Training Citizen Scientists to Judge Stream Habitats in Multisensory Virtual Reality
April 15, 2019 | 1:00-2:00pm
Citizen science is a form of crowdsourcing that allows volunteers to participate in scientific data collection and analysis. Many citizen scientists are engaged and motivated by science-based learning and discovery, but high training costs and limited resources often result in volunteers participating in unskilled work, leading to boredom and disengagement.
Advances in immersive virtual reality (VR) have created opportunities to recreate physical environments with minimal cost, making it possible to train citizen scientists to make qualitative experiential judgments that usually reserved for domain experts. This research trains citizen scientists to assess outdoor stream habitats using StreamBED VR, a multisensory VR training platform. This research offers the following contributions:

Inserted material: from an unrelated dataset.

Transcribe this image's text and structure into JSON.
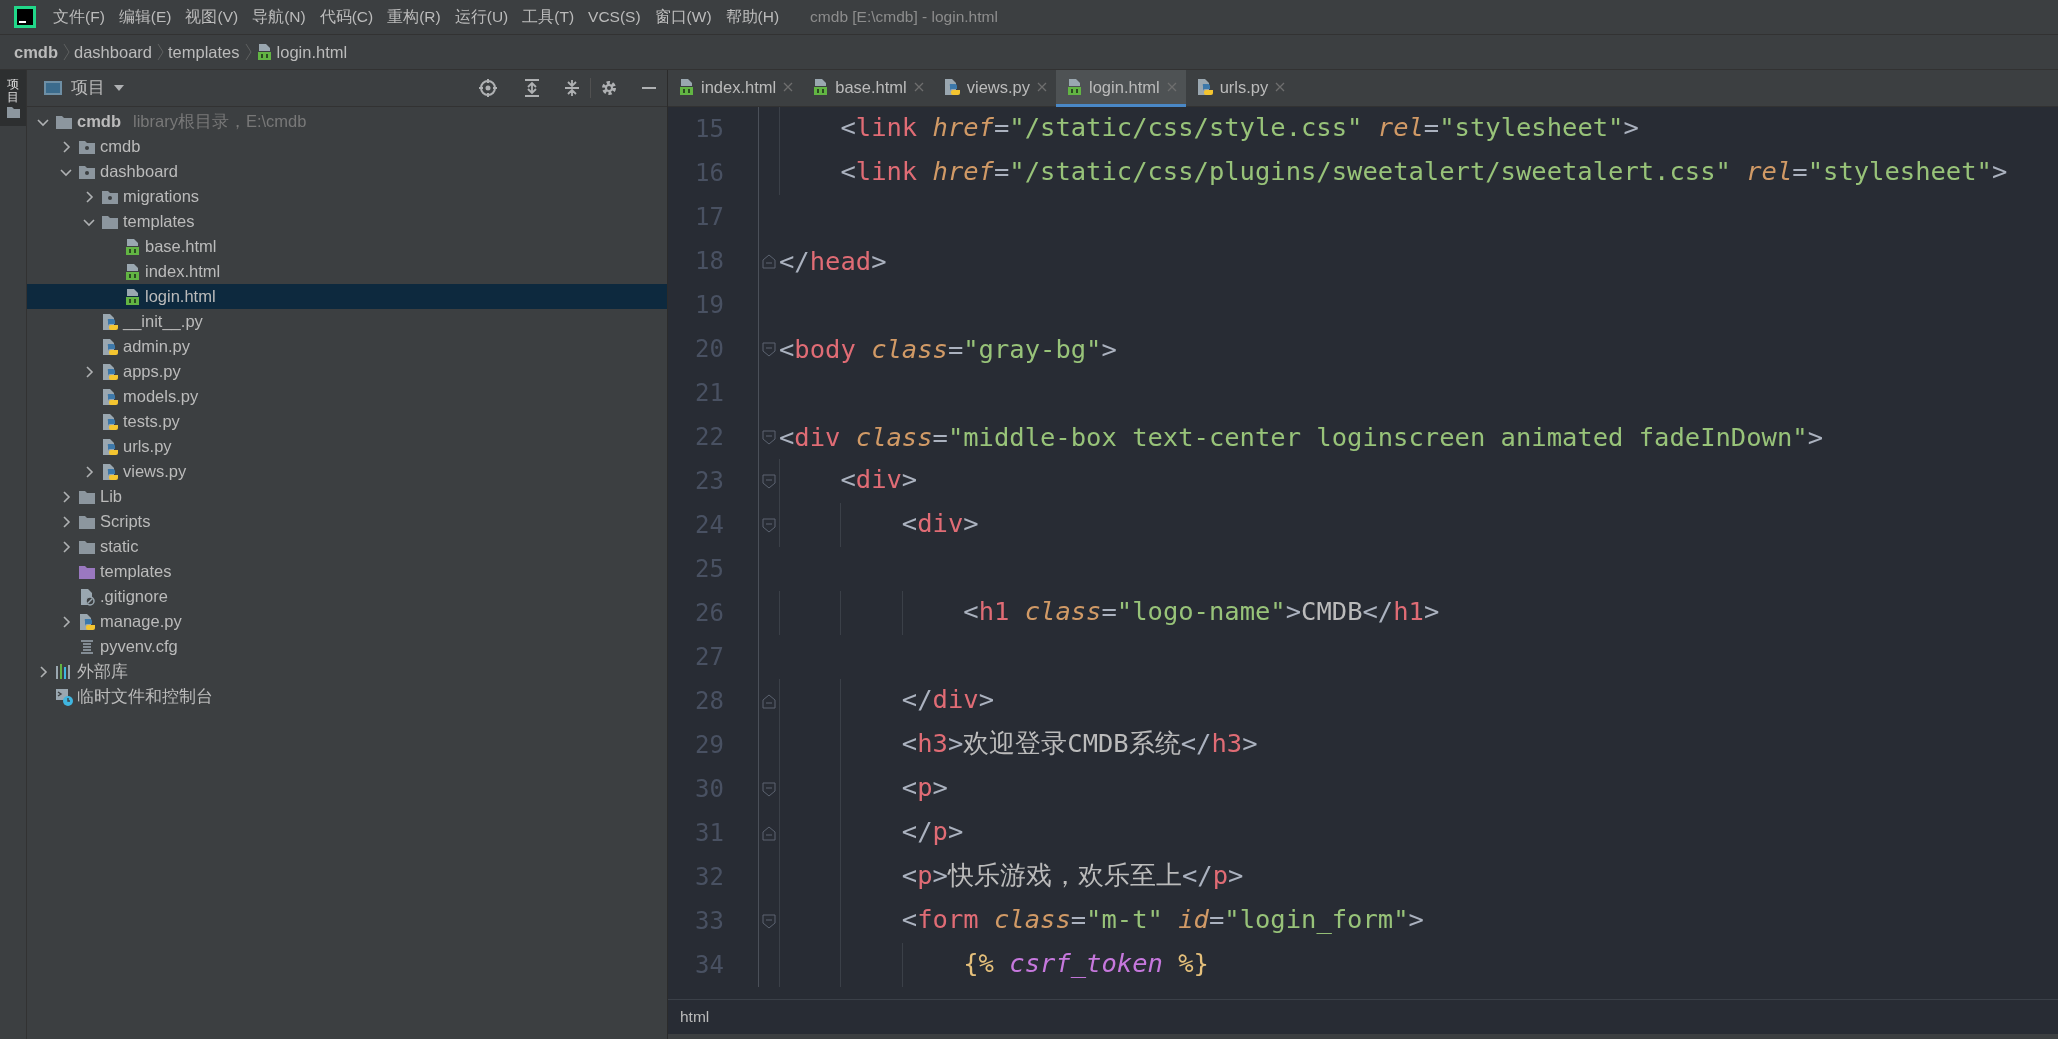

1) A study of how expert and novice water monitors make qualitative assessments of outdoor stream habitats using an EPA qualitative protocol.
2) Iterative design of the Ambient Holodeck multisensory system, and a study of how ambient sensory information impacts observation skills.
3) Iterative design of the StreamBED VR training platform, and two studies exploring how qualitative assessment skills can be taught in VR.
The research shows that while VR has the potential to help train judgment tasks, training design is multifaceted and complex, full of theoretical learning considerations and practical challenges. Further, VR realism can be a powerful tool for training, but is only effective when the training experience fully parallels assessment task experience.
Jennifer Preece, Chair/Advisor
Dr. Kari Kraus
Dr. Beth Bonsignore
Dr. Niklas Elmqvist
Dr. Amitabh Varshney, Dean’s Representative